A lot of people know the author of Sherlock Holmes is Sir Arthur Conan Doyle, but he was actually Dr Arthur Conan Doyle before he became a writer. He used the medical approach at the time—and that was to be a good detective. This is the type of model we need to think about when we are working with patients who have an underlying major neurocognitive order such as Alzheimer disease with associated agitation. You have to be a good detective to look at all the different potential causes, so I would like to focus specifically on what causes agitation and few tips on how you can get at that.
Keep in mind that by virtue of the fact that someone is suffering from a neurocognitive disorder, they have a brain that is which is damaged. If you look at it on the level of neurocircuitry, a person’s ability to regulate their affect is impaired, their executive function is impaired, and so this in of itself is sufficient to explain why a lot of people end up having exaggerated or inappropriate or disorganized responses to stress given those changes. In addition, we see that some of the key brain nuclei that are involved in the regulation of cognition or mood or behavior such as the serotonergic and dopaminergic systems are also impaired. Again, this also provides a setting for why we see agitated behaviors.
Major factors causing agitation
Clinicians look for several different categories of causes and triggers. One would certainly be medical factors, some either acute or underlying disease state that is impairing brain function. One of the most common causes would be infection, and related to that, delirium. We also look for psychiatric illness. There might be an underlying depression; there could be anxiety, panic attacks, and psychosis which are driving the agitation. We have to look at different psychological factors. Someone may be feeling very stressed out in their environment. There might be an unmet need: are they hungry, thirsty, over-stimulated?
It may be that the caregiver is not competent or is overwhelmed or burned out and so they are not providing the right amount of care or the care they are providing is stimulating agitation in the patient. Finally, we have to look at medication-related issues. Certainly, many different medications (ie, narcotics, steroids), as well as sedating medications (which we think might be helping to treat pain or even relax the person), can actually worsen brain function and could also be associated with agitation.

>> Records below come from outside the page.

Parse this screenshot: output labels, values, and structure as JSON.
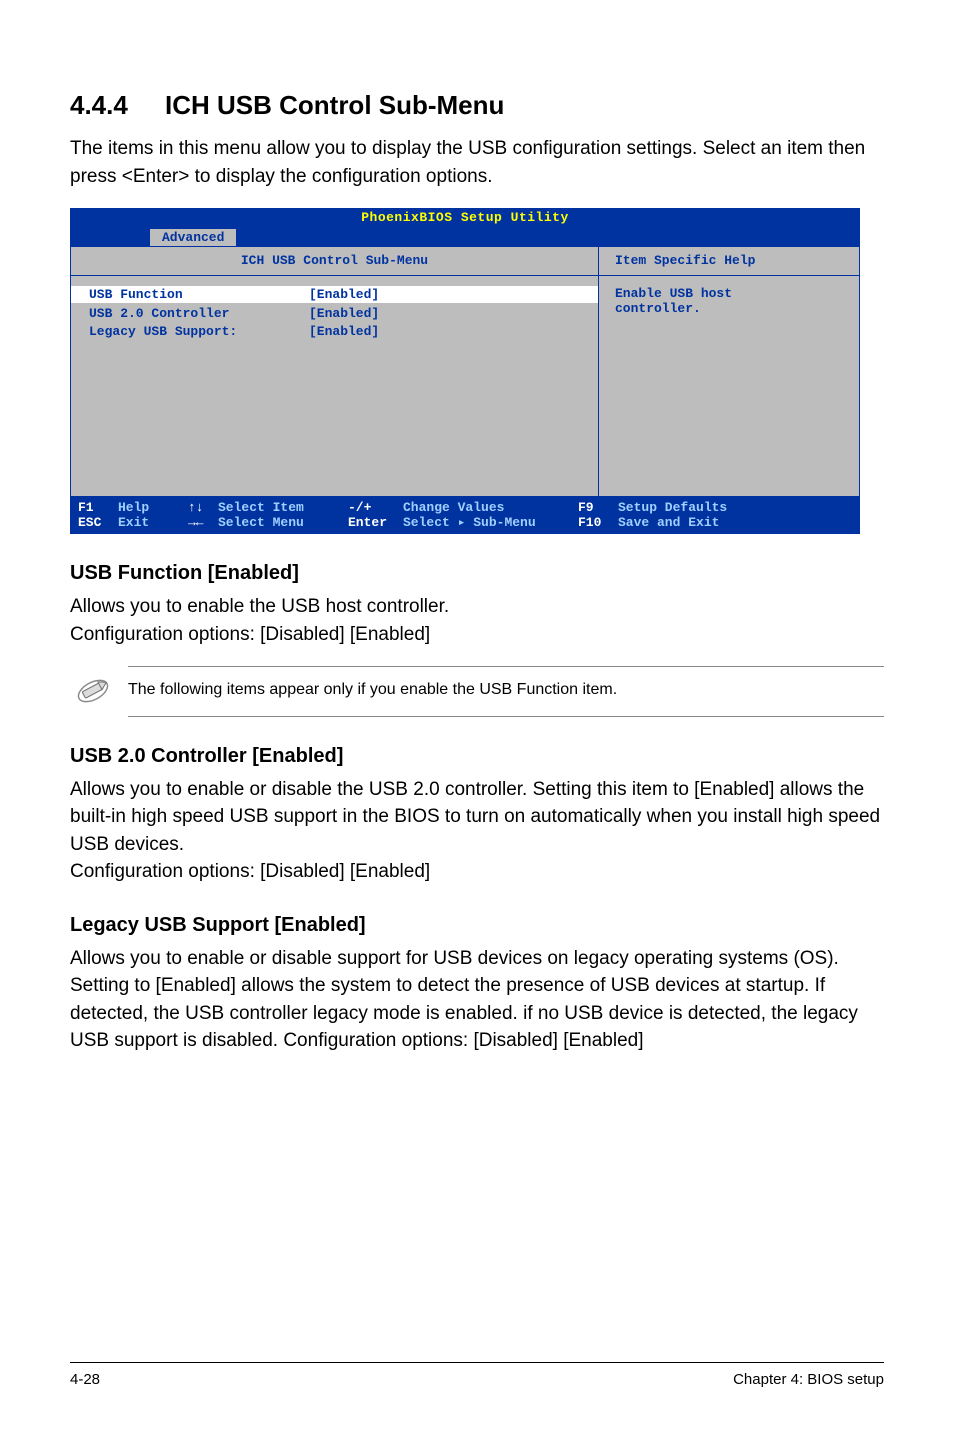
{
  "section": {
    "number": "4.4.4",
    "title": "ICH USB Control Sub-Menu",
    "intro": "The items in this menu allow you to display the USB configuration settings. Select an item then press <Enter> to display the configuration options."
  },
  "bios": {
    "utility_title": "PhoenixBIOS Setup Utility",
    "active_tab": "Advanced",
    "left_head": "ICH USB Control Sub-Menu",
    "right_head": "Item Specific Help",
    "rows": [
      {
        "label": "USB Function",
        "value": "[Enabled]",
        "hl": true
      },
      {
        "label": "",
        "value": "",
        "hl": false
      },
      {
        "label": "USB 2.0 Controller",
        "value": "[Enabled]",
        "hl": false
      },
      {
        "label": "Legacy USB Support:",
        "value": "[Enabled]",
        "hl": false
      }
    ],
    "help_text_line1": "Enable USB host",
    "help_text_line2": "controller.",
    "footer": {
      "f1": "F1",
      "f1d": "Help",
      "ud": "↑↓",
      "udd": "Select Item",
      "mp": "-/+",
      "mpd": "Change Values",
      "f9": "F9",
      "f9d": "Setup Defaults",
      "esc": "ESC",
      "escd": "Exit",
      "lr": "→←",
      "lrd": "Select Menu",
      "en": "Enter",
      "end": "Select ▸ Sub-Menu",
      "f10": "F10",
      "f10d": "Save and Exit"
    }
  },
  "subsections": {
    "usb_function": {
      "title": "USB Function [Enabled]",
      "p1": "Allows you to enable the USB host controller.",
      "p2": "Configuration options: [Disabled] [Enabled]"
    },
    "note": "The following items appear only if you enable the USB Function item.",
    "usb20": {
      "title": "USB 2.0 Controller [Enabled]",
      "p1": "Allows you to enable or disable the USB 2.0 controller. Setting this item to [Enabled] allows the built-in high speed USB support in the BIOS to turn on automatically when you install high speed USB devices.",
      "p2": "Configuration options: [Disabled] [Enabled]"
    },
    "legacy": {
      "title": "Legacy USB Support [Enabled]",
      "p1": "Allows you to enable or disable support for USB devices on legacy operating systems (OS). Setting to [Enabled] allows the system to detect the presence of USB devices at startup. If detected, the USB controller legacy mode is enabled. if no USB device is detected, the legacy USB support is disabled. Configuration options: [Disabled] [Enabled]"
    }
  },
  "page_footer": {
    "left": "4-28",
    "right": "Chapter 4: BIOS setup"
  }
}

Dr Agronin is a geriatric psychiatrist and currently serves as the Senior Vice President for Behavioral Health and the Chief Medical office at MIND Institute at Miami Jewish Health in Miami, FL. He is the author of The Dementia Caregiver: A Guide to Caring for Someone with Alzheimer’s Disease and Other Neurocognitive Disorders.